Below are some records; return each one exactly.

(Provided data Opens)

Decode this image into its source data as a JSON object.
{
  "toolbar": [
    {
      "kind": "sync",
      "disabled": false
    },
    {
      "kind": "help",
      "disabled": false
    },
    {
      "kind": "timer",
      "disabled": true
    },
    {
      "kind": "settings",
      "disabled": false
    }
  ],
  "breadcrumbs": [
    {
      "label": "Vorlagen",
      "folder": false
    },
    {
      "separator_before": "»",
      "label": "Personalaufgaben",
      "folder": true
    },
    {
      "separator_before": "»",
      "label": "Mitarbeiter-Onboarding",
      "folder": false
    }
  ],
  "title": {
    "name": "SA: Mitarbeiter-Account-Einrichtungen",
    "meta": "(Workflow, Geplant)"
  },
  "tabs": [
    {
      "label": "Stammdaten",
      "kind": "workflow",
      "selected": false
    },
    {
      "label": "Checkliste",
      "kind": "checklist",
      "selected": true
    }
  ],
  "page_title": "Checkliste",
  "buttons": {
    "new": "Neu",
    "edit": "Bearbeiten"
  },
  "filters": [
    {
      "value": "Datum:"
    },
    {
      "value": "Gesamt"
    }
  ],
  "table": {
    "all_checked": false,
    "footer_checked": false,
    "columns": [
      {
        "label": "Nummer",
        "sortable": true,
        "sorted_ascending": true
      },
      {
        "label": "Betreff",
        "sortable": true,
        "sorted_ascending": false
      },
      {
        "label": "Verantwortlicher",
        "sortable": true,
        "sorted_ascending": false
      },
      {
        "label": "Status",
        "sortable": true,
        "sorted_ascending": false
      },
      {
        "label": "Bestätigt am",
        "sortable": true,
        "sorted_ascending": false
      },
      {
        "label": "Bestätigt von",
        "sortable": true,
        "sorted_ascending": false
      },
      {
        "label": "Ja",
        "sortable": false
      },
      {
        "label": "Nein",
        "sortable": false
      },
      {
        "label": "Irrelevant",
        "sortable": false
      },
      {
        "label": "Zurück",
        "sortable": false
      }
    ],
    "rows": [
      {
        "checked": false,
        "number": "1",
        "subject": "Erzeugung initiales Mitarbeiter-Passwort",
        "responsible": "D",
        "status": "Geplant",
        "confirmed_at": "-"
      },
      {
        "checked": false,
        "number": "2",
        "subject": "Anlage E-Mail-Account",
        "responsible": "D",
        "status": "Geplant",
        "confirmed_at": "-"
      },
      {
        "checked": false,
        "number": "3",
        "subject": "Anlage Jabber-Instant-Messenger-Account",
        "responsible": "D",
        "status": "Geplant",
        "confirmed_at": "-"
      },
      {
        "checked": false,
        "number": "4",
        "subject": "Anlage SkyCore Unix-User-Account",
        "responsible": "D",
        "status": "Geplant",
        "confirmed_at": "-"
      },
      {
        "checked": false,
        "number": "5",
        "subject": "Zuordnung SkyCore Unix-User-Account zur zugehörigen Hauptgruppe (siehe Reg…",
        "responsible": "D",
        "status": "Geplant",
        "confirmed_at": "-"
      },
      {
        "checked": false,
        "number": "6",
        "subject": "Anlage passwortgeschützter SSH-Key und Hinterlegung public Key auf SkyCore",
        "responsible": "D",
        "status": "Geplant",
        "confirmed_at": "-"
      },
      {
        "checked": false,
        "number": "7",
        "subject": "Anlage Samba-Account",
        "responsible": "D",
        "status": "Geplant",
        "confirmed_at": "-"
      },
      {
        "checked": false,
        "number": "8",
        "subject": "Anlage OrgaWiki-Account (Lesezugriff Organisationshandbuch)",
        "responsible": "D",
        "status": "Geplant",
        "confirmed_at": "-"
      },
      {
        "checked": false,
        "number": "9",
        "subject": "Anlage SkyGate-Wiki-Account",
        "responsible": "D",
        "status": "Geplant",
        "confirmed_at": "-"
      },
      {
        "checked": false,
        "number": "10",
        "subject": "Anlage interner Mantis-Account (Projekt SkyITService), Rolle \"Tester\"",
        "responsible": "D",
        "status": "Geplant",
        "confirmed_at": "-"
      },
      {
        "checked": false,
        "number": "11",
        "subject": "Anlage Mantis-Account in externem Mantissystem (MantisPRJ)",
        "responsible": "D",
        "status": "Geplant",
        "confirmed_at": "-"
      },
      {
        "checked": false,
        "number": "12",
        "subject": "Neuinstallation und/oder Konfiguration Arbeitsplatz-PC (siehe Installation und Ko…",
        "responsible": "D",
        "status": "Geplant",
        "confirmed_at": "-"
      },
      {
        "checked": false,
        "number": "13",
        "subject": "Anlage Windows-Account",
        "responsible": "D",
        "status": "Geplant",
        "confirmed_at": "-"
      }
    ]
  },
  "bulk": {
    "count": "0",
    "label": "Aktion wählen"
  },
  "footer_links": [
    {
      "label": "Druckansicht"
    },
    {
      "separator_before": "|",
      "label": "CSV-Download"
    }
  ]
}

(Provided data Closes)

#### Response for this exercise:
Decode this image into its source data as a JSON object.
{
  "toolbar": [
    {
      "kind": "sync",
      "disabled": false
    },
    {
      "kind": "help",
      "disabled": false
    },
    {
      "kind": "timer",
      "disabled": true
    },
    {
      "kind": "settings",
      "disabled": false
    }
  ],
  "breadcrumbs": [
    {
      "label": "Vorlagen",
      "folder": false
    },
    {
      "separator_before": "»",
      "label": "Personalaufgaben",
      "folder": true
    },
    {
      "separator_before": "»",
      "label": "Mitarbeiter-Onboarding",
      "folder": false
    }
  ],
  "title": {
    "name": "SA: Mitarbeiter-Account-Einrichtungen",
    "meta": "(Workflow, Geplant)"
  },
  "tabs": [
    {
      "label": "Stammdaten",
      "kind": "workflow",
      "selected": false
    },
    {
      "label": "Checkliste",
      "kind": "checklist",
      "selected": true
    }
  ],
  "page_title": "Checkliste",
  "buttons": {
    "new": "Neu",
    "edit": "Bearbeiten"
  },
  "filters": [
    {
      "value": "Datum:"
    },
    {
      "value": "Gesamt"
    }
  ],
  "table": {
    "all_checked": false,
    "footer_checked": false,
    "columns": [
      {
        "label": "Nummer",
        "sortable": true,
        "sorted_ascending": true
      },
      {
        "label": "Betreff",
        "sortable": true,
        "sorted_ascending": false
      },
      {
        "label": "Verantwortlicher",
        "sortable": true,
        "sorted_ascending": false
      },
      {
        "label": "Status",
        "sortable": true,
        "sorted_ascending": false
      },
      {
        "label": "Bestätigt am",
        "sortable": true,
        "sorted_ascending": false
      },
      {
        "label": "Bestätigt von",
        "sortable": true,
        "sorted_ascending": false
      },
      {
        "label": "Ja",
        "sortable": false
      },
      {
        "label": "Nein",
        "sortable": false
      },
      {
        "label": "Irrelevant",
        "sortable": false
      },
      {
        "label": "Zurück",
        "sortable": false
      }
    ],
    "rows": [
      {
        "checked": false,
        "number": "1",
        "subject": "Erzeugung initiales Mitarbeiter-Passwort",
        "responsible": "D",
        "status": "Geplant",
        "confirmed_at": "-"
      },
      {
        "checked": false,
        "number": "2",
        "subject": "Anlage E-Mail-Account",
        "responsible": "D",
        "status": "Geplant",
        "confirmed_at": "-"
      },
      {
        "checked": false,
        "number": "3",
        "subject": "Anlage Jabber-Instant-Messenger-Account",
        "responsible": "D",
        "status": "Geplant",
        "confirmed_at": "-"
      },
      {
        "checked": false,
        "number": "4",
        "subject": "Anlage SkyCore Unix-User-Account",
        "responsible": "D",
        "status": "Geplant",
        "confirmed_at": "-"
      },
      {
        "checked": false,
        "number": "5",
        "subject": "Zuordnung SkyCore Unix-User-Account zur zugehörigen Hauptgruppe (siehe Reg…",
        "responsible": "D",
        "status": "Geplant",
        "confirmed_at": "-"
      },
      {
        "checked": false,
        "number": "6",
        "subject": "Anlage passwortgeschützter SSH-Key und Hinterlegung public Key auf SkyCore",
        "responsible": "D",
        "status": "Geplant",
        "confirmed_at": "-"
      },
      {
        "checked": false,
        "number": "7",
        "subject": "Anlage Samba-Account",
        "responsible": "D",
        "status": "Geplant",
        "confirmed_at": "-"
      },
      {
        "checked": false,
        "number": "8",
        "subject": "Anlage OrgaWiki-Account (Lesezugriff Organisationshandbuch)",
        "responsible": "D",
        "status": "Geplant",
        "confirmed_at": "-"
      },
      {
        "checked": false,
        "number": "9",
        "subject": "Anlage SkyGate-Wiki-Account",
        "responsible": "D",
        "status": "Geplant",
        "confirmed_at": "-"
      },
      {
        "checked": false,
        "number": "10",
        "subject": "Anlage interner Mantis-Account (Projekt SkyITService), Rolle \"Tester\"",
        "responsible": "D",
        "status": "Geplant",
        "confirmed_at": "-"
      },
      {
        "checked": false,
        "number": "11",
        "subject": "Anlage Mantis-Account in externem Mantissystem (MantisPRJ)",
        "responsible": "D",
        "status": "Geplant",
        "confirmed_at": "-"
      },
      {
        "checked": false,
        "number": "12",
        "subject": "Neuinstallation und/oder Konfiguration Arbeitsplatz-PC (siehe Installation und Ko…",
        "responsible": "D",
        "status": "Geplant",
        "confirmed_at": "-"
      },
      {
        "checked": false,
        "number": "13",
        "subject": "Anlage Windows-Account",
        "responsible": "D",
        "status": "Geplant",
        "confirmed_at": "-"
      }
    ]
  },
  "bulk": {
    "count": "0",
    "label": "Aktion wählen"
  },
  "footer_links": [
    {
      "label": "Druckansicht"
    },
    {
      "separator_before": "|",
      "label": "CSV-Download"
    }
  ]
}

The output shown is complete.